Specialised services are not defined in the Regulation, but the BEREC guidelines provide examples of such services: Voice over LTE (high-quality voice calling on mobile networks), linear broadcasting IPTV services, real-time remote health services, etc. In order to be in line with the net neutrality principle, specialised services must meet certain criteria: e.g they are necessary to meet requirements for a specific level of quality, there is sufficient capacity to provide them together with Internet services, they are not a substitute of Internets services.
During the second part the webinar, the discussion revolved around questions such as: Are the guidelines too prescriptive and imposing ex-ante obligations instead of taking an ex-post approach? To what extent (if any) are the guidelines limiting the operators’ ability to innovate and experiment at the core and on the edge of the network? How to best assess the actual impact of zero-rating services on end-users? And who should undertake such assessments? In issuing the guidelines, has BEREC found a balance between the interest of all parties, making them, if not equally happy, at least equally un-happy?
In his conclusions, Mr Sørensen explained that the Regulation sets out a series of net neutrality requirements that BEREC could not change when issuing the guidelines. While different stakeholders had different expectations from these guidelines, they could not go beyond the rules set at the EU political level. It remains to be seen how NRAs will implement both the regulation and the guidelines, especially when it comes to case-by-case assessments of practices such as zero-rating and specialised services.

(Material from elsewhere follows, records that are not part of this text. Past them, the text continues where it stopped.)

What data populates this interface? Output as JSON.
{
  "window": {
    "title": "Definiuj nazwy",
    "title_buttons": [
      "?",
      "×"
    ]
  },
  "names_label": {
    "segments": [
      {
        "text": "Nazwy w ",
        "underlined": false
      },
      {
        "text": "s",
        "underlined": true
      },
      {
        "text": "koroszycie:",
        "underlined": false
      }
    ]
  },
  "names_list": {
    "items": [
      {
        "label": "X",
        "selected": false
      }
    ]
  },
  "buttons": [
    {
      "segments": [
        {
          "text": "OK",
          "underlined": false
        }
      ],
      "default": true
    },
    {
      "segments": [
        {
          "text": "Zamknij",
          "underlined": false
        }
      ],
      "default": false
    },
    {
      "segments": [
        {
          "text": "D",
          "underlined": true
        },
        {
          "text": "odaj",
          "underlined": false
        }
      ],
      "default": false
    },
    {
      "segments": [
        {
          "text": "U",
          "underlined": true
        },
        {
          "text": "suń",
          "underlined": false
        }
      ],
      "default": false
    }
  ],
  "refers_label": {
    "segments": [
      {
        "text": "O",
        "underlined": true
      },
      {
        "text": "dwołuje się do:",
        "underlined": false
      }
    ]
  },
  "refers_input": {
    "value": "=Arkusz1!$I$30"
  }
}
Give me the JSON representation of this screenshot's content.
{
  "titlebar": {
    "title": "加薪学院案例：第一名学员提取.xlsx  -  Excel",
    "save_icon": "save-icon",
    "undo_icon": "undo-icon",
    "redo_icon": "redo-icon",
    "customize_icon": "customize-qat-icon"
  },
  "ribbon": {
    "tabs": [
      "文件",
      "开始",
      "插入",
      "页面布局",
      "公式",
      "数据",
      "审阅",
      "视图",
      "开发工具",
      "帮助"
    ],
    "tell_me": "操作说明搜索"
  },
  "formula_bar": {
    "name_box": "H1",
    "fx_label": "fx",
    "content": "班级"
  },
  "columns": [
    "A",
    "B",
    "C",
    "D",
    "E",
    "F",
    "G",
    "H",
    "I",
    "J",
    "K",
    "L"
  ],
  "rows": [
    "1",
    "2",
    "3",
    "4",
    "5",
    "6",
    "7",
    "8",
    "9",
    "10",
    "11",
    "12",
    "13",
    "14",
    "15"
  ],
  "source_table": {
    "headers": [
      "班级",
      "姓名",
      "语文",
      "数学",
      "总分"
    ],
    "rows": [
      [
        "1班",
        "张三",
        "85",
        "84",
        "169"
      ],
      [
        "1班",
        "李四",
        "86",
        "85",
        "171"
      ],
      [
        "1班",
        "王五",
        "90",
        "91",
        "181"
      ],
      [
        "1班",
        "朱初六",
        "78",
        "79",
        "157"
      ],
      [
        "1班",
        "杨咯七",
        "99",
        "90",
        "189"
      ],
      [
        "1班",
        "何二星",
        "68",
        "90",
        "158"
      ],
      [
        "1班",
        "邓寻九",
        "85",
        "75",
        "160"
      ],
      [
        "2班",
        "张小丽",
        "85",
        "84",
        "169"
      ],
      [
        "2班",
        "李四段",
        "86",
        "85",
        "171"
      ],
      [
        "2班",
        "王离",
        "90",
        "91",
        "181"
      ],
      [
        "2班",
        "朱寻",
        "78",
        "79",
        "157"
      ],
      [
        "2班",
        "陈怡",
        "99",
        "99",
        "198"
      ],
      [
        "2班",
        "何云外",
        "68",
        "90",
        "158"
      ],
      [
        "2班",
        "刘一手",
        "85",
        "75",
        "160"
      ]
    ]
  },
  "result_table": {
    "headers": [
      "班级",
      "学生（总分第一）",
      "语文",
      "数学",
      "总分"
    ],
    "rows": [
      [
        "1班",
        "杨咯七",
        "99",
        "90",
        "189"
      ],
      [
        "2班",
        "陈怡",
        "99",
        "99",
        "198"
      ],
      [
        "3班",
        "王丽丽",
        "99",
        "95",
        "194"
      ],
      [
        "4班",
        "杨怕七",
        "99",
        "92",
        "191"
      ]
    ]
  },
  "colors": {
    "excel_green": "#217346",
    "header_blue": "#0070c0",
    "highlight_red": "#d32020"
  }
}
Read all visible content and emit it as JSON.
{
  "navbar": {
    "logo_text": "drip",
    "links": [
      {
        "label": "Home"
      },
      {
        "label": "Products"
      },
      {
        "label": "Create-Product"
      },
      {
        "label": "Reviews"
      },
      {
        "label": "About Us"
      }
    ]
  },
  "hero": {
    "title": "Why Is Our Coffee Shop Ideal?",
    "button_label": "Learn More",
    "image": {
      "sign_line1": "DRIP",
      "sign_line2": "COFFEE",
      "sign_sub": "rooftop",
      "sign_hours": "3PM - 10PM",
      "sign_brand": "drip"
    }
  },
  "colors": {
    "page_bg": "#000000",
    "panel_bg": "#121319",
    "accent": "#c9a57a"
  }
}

The recording of the webinar and the presentation slides are available.